Subtitle this: Setting up new Internet service shouldn't be this difficult.
People with home offices just get no respect from their internet service providers (ISPs).
Here's my tale of woe.
I moved last week, which meant my home office got moved too.
I've used a cable modem happily for almost eight years. When I originally set up that account back in 2000, DSL was more expensive and had a reputation of frequent technical difficulties. I took a pass and never regretted it.
However with my new home office, the phone outlet was closer than the existing cable outlet. I have many friends and colleagues who are happy with DSL. What the heck, I said. Let's give it a try.
I won't mention names (I don't kiss and tell), but I called a telco that offers DSL service in my new 'hood, set up an account and was told I would get a self-installation kit within a few business days by mail. No problem. I did all of this a week before my move date.
A week came and went and the kit didn't arrive. I moved last week and was frankly too busy those first few days to even think about going online. Thursday came and no kit in the mail. Oops! That was a problem. I needed to blog on Friday.
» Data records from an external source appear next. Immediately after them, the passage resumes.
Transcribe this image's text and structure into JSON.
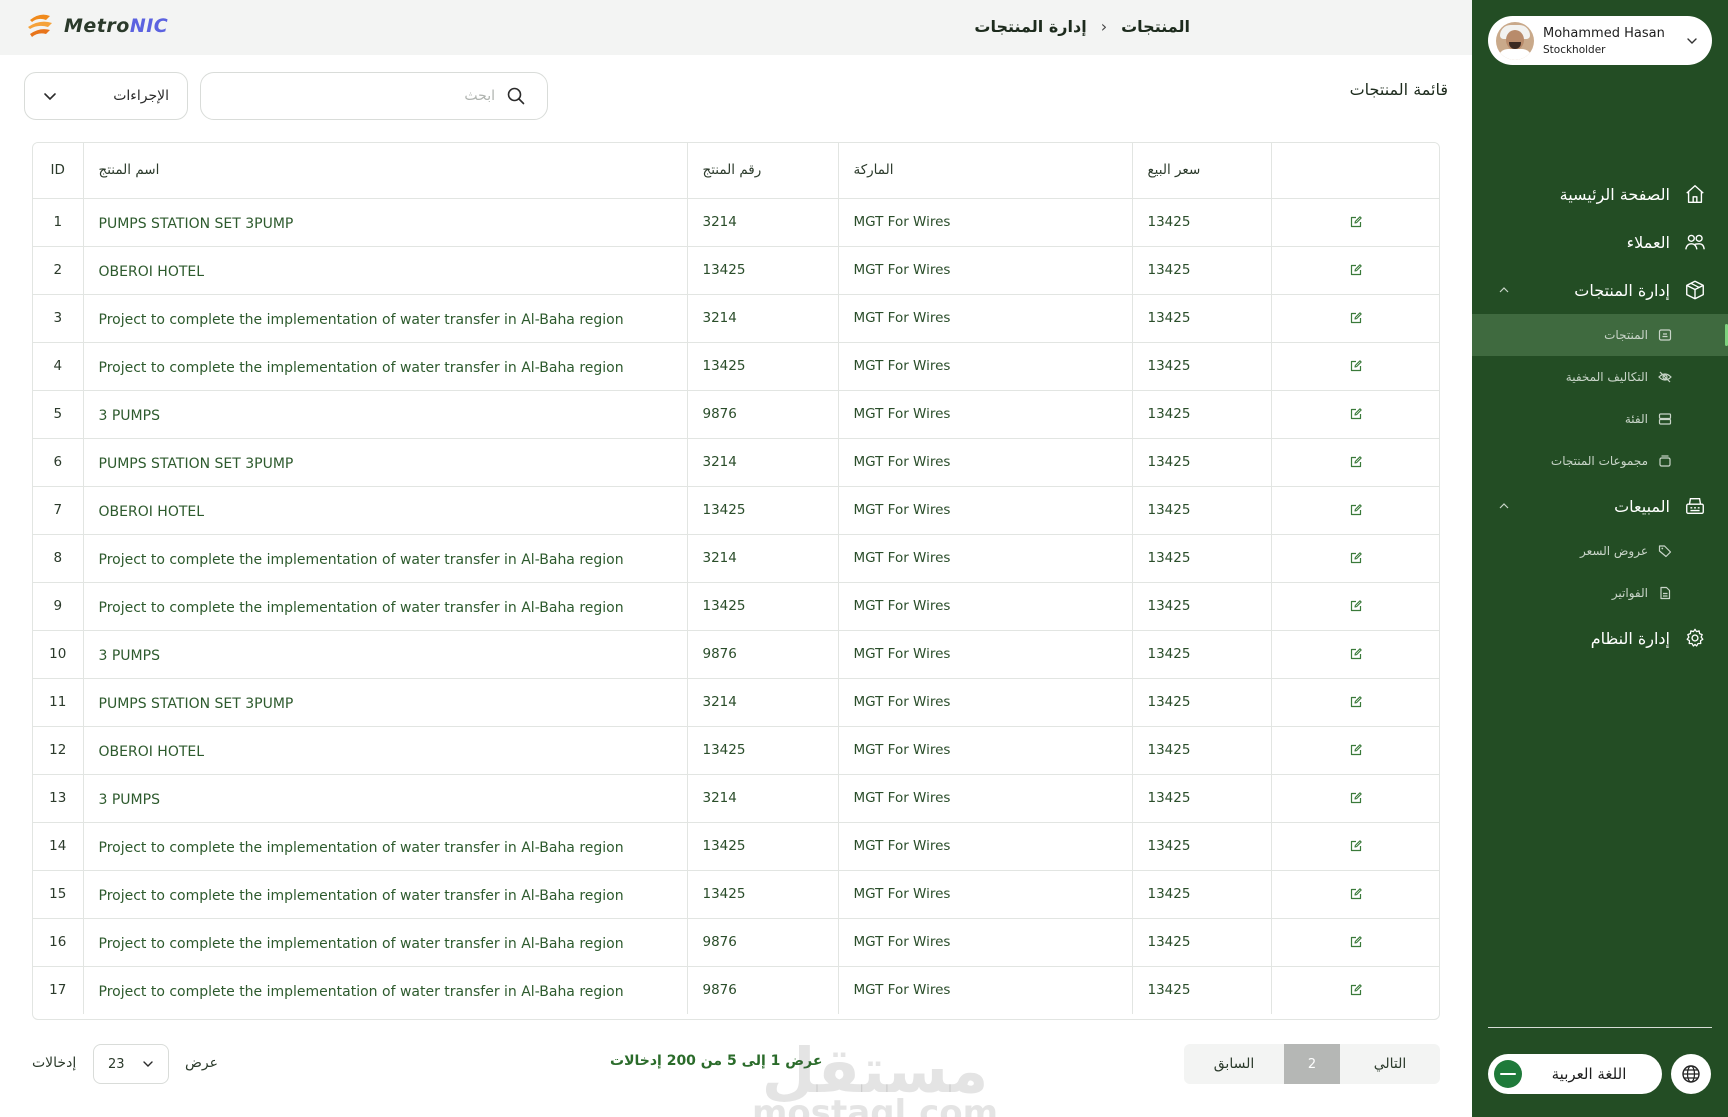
{
  "brand": {
    "name_part1": "Metro",
    "name_part2": "NIC"
  },
  "breadcrumb": {
    "parent": "إدارة المنتجات",
    "current": "المنتجات"
  },
  "page": {
    "title": "قائمة المنتجات"
  },
  "toolbar": {
    "search_placeholder": "ابحث",
    "actions_label": "الإجراءات"
  },
  "table": {
    "headers": {
      "id": "ID",
      "name": "اسم المنتج",
      "number": "رقم المنتج",
      "brand": "الماركة",
      "price": "سعر البيع"
    },
    "rows": [
      {
        "id": "1",
        "name": "PUMPS STATION SET 3PUMP",
        "number": "3214",
        "brand": "MGT For Wires",
        "price": "13425"
      },
      {
        "id": "2",
        "name": "OBEROI HOTEL",
        "number": "13425",
        "brand": "MGT For Wires",
        "price": "13425"
      },
      {
        "id": "3",
        "name": "Project to complete the implementation of water transfer in Al-Baha region",
        "number": "3214",
        "brand": "MGT For Wires",
        "price": "13425"
      },
      {
        "id": "4",
        "name": "Project to complete the implementation of water transfer in Al-Baha region",
        "number": "13425",
        "brand": "MGT For Wires",
        "price": "13425"
      },
      {
        "id": "5",
        "name": "3 PUMPS",
        "number": "9876",
        "brand": "MGT For Wires",
        "price": "13425"
      },
      {
        "id": "6",
        "name": "PUMPS STATION SET 3PUMP",
        "number": "3214",
        "brand": "MGT For Wires",
        "price": "13425"
      },
      {
        "id": "7",
        "name": "OBEROI HOTEL",
        "number": "13425",
        "brand": "MGT For Wires",
        "price": "13425"
      },
      {
        "id": "8",
        "name": "Project to complete the implementation of water transfer in Al-Baha region",
        "number": "3214",
        "brand": "MGT For Wires",
        "price": "13425"
      },
      {
        "id": "9",
        "name": "Project to complete the implementation of water transfer in Al-Baha region",
        "number": "13425",
        "brand": "MGT For Wires",
        "price": "13425"
      },
      {
        "id": "10",
        "name": "3 PUMPS",
        "number": "9876",
        "brand": "MGT For Wires",
        "price": "13425"
      },
      {
        "id": "11",
        "name": "PUMPS STATION SET 3PUMP",
        "number": "3214",
        "brand": "MGT For Wires",
        "price": "13425"
      },
      {
        "id": "12",
        "name": "OBEROI HOTEL",
        "number": "13425",
        "brand": "MGT For Wires",
        "price": "13425"
      },
      {
        "id": "13",
        "name": "3 PUMPS",
        "number": "3214",
        "brand": "MGT For Wires",
        "price": "13425"
      },
      {
        "id": "14",
        "name": "Project to complete the implementation of water transfer in Al-Baha region",
        "number": "13425",
        "brand": "MGT For Wires",
        "price": "13425"
      },
      {
        "id": "15",
        "name": "Project to complete the implementation of water transfer in Al-Baha region",
        "number": "13425",
        "brand": "MGT For Wires",
        "price": "13425"
      },
      {
        "id": "16",
        "name": "Project to complete the implementation of water transfer in Al-Baha region",
        "number": "9876",
        "brand": "MGT For Wires",
        "price": "13425"
      },
      {
        "id": "17",
        "name": "Project to complete the implementation of water transfer in Al-Baha region",
        "number": "9876",
        "brand": "MGT For Wires",
        "price": "13425"
      }
    ]
  },
  "footer": {
    "entries_label": "إدخالات",
    "entries_value": "23",
    "show_label": "عرض",
    "showing_text": "عرض 1 إلى 5 من 200 إدخالات",
    "prev_label": "السابق",
    "current_page": "2",
    "next_label": "التالي"
  },
  "watermark": {
    "arabic": "مستقل",
    "latin": "mostaql.com"
  },
  "user": {
    "name": "Mohammed Hasan",
    "role": "Stockholder"
  },
  "sidebar": {
    "home": "الصفحة الرئيسية",
    "customers": "العملاء",
    "products_mgmt": "إدارة المنتجات",
    "products": "المنتجات",
    "hidden_costs": "التكاليف المخفية",
    "category": "الفئة",
    "product_groups": "مجموعات المنتجات",
    "sales": "المبيعات",
    "quotes": "عروض السعر",
    "invoices": "الفواتير",
    "system_mgmt": "إدارة النظام",
    "language": "اللغة العربية"
  },
  "colors": {
    "sidebar_bg": "#234d24",
    "accent_green": "#2a6b2a",
    "brand_orange": "#f08a1c",
    "brand_purple": "#5b62e0"
  },
  "icons": {
    "logo": "metronic-logo-icon",
    "search": "search-icon",
    "chevron": "chevron-down-icon",
    "edit": "edit-icon",
    "home": "home-icon",
    "customers": "users-icon",
    "products": "box-icon",
    "sales": "cash-register-icon",
    "settings": "gear-icon",
    "globe": "globe-icon"
  }
}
I called the telco that was to be my DSL provider. While on hold for over 30 minutes waiting to talk to a human being, I called my local cable company on my cell phone and asked how long it would take to get me online. I was told it could happen that day. I just needed to drive over to their nearby offices and pick up a modem.
By the time the DSL folk stopped the elevator music and picked up, I asked for the supervisor. I explained the situation. She said they'd lost all records of my account request (although they processed the order for a home phone line in that same phone conversation more than ten days ago). She apologized and said it would take A WEEK to get me online.
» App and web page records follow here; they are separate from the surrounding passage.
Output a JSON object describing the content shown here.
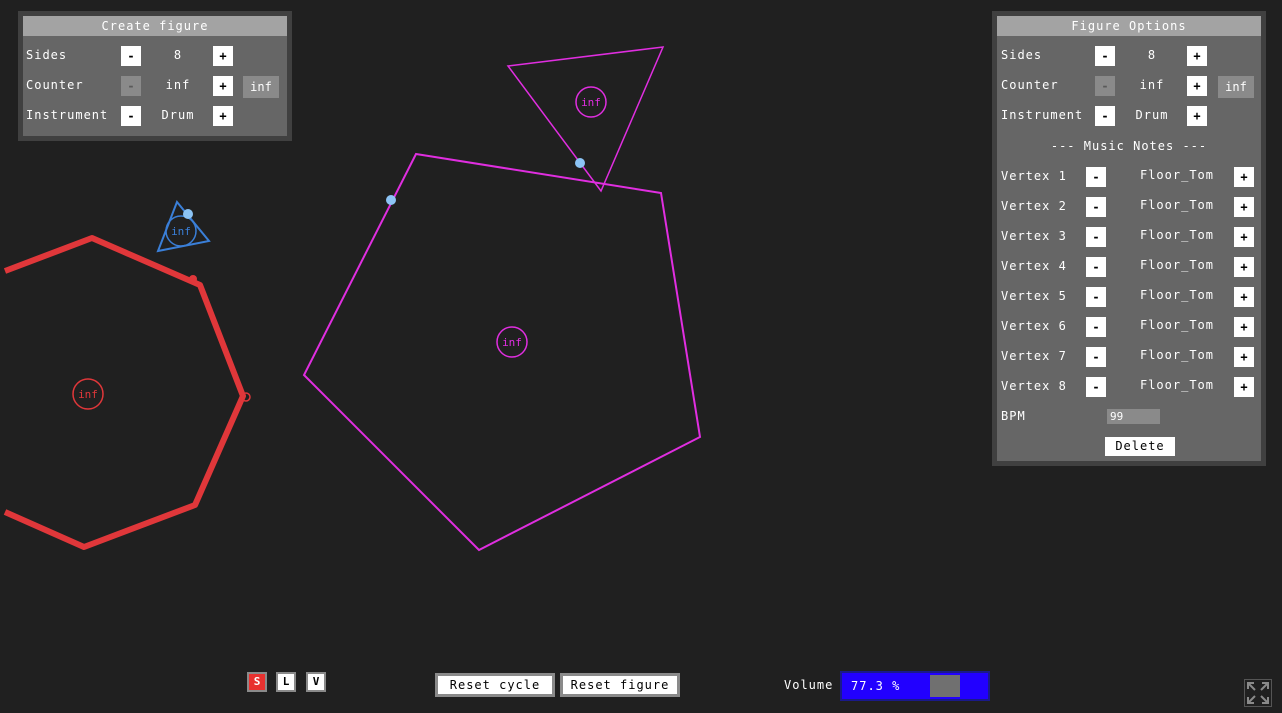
{
  "create_panel": {
    "title": "Create figure",
    "rows": [
      {
        "label": "Sides",
        "minus": "-",
        "value": "8",
        "plus": "+"
      },
      {
        "label": "Counter",
        "minus": "-",
        "value": "inf",
        "plus": "+",
        "extra": "inf"
      },
      {
        "label": "Instrument",
        "minus": "-",
        "value": "Drum",
        "plus": "+"
      }
    ]
  },
  "options_panel": {
    "title": "Figure Options",
    "rows": [
      {
        "label": "Sides",
        "minus": "-",
        "value": "8",
        "plus": "+"
      },
      {
        "label": "Counter",
        "minus": "-",
        "value": "inf",
        "plus": "+",
        "extra": "inf"
      },
      {
        "label": "Instrument",
        "minus": "-",
        "value": "Drum",
        "plus": "+"
      }
    ],
    "music_notes_header": "--- Music Notes ---",
    "vertices": [
      {
        "label": "Vertex 1",
        "note": "Floor_Tom"
      },
      {
        "label": "Vertex 2",
        "note": "Floor_Tom"
      },
      {
        "label": "Vertex 3",
        "note": "Floor_Tom"
      },
      {
        "label": "Vertex 4",
        "note": "Floor_Tom"
      },
      {
        "label": "Vertex 5",
        "note": "Floor_Tom"
      },
      {
        "label": "Vertex 6",
        "note": "Floor_Tom"
      },
      {
        "label": "Vertex 7",
        "note": "Floor_Tom"
      },
      {
        "label": "Vertex 8",
        "note": "Floor_Tom"
      }
    ],
    "minus": "-",
    "plus": "+",
    "bpm_label": "BPM",
    "bpm_value": "99",
    "delete_label": "Delete"
  },
  "figures": {
    "label": "inf",
    "colors": {
      "red": "#e0373a",
      "magenta": "#e02ee0",
      "blue": "#3a7fd8",
      "dot": "#8cc4f5"
    }
  },
  "bottom_bar": {
    "modes": [
      {
        "label": "S",
        "active": true
      },
      {
        "label": "L",
        "active": false
      },
      {
        "label": "V",
        "active": false
      }
    ],
    "reset_cycle": "Reset cycle",
    "reset_figure": "Reset figure",
    "volume_label": "Volume",
    "volume_text": "77.3 %",
    "volume_percent": 77.3,
    "volume_color": "#2200ff"
  }
}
I told her my cable company could do it that day and I actually believed them since they had, so far, kept their promises of delivering prompt new services when they installed my cable television earlier in the week.
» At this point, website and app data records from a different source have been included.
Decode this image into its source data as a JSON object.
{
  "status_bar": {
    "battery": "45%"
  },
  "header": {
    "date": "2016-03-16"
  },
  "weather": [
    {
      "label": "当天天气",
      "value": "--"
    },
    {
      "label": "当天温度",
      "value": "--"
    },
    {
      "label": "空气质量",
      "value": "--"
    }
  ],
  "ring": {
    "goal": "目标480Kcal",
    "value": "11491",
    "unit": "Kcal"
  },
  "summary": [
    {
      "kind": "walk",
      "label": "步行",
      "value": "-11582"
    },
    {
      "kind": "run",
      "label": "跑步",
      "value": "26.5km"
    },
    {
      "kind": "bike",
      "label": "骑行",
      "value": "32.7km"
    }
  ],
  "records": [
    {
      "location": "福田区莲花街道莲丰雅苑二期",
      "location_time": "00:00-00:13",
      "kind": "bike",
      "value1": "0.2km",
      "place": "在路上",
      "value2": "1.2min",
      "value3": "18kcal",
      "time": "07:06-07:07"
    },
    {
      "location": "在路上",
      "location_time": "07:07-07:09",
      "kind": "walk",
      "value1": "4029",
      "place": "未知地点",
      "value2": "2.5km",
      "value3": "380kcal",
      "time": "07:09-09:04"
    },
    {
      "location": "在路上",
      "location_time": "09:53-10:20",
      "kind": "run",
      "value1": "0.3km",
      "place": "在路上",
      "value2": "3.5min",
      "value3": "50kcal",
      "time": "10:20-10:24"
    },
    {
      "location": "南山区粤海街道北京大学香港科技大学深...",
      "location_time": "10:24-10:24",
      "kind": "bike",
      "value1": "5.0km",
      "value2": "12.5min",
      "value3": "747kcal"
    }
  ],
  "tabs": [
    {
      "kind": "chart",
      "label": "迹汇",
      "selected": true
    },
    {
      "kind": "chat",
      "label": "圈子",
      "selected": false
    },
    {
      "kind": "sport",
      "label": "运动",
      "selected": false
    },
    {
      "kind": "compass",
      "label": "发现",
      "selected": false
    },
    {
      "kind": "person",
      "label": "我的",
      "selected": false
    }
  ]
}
I then asked if she were me, what would she do? She had to agree, she'd go with the cable modem and couldn't compete with their timing to get me up and running.
How sad! How pathetic!
She did not offer to rush a self-installation kit overnight via FedEx. She did not offer a few months of free service to make up for the wasted time. She offered nothing, except a polite apology and wished me well with my cable modem service.
Walkaway points I'd like to make from this cautionary tale of loss and redemption:
- In this day and age, any internet service provider that takes a whole week to activate a new account needs to stop being an internet service provider and stop torturing would-be customers.
- In any day and age, any company that so willingly lets a potential customer go to a competitor admitting that can't match their service should hang their head low and fire whoever supervises all the account managers.
The debate over cable broadband versus DSL broadband high speed connections continues to rage, especially for home offices and smaller businesses. Cable companies traditionally have focused more on residential customers and left businesses to DSL and T-1 lines, etc. However, over the past year or so, they've become more aggressive of going after the biz crowd.
Which is better? Which is faster? Which is cheaper? Which is more reliable? These are the factors weighed and debated over and over again.
What I've learned is this. Forget who's faster or cheaper. Who has a local office with a human face that has to talk directly to your human face and earn your business? It is easy to dole out bad customer service by phone. It's a little trickier doing it in person.
Your local cable company may actually be a huge cable operator like Comcast or Charter, but there's a store front in your area with a fleet of technician vans out back. They are organized to mobilize and send out a live body to the homes and offices of customers on a dime. They also have a public lobby with human reps manning the front desk.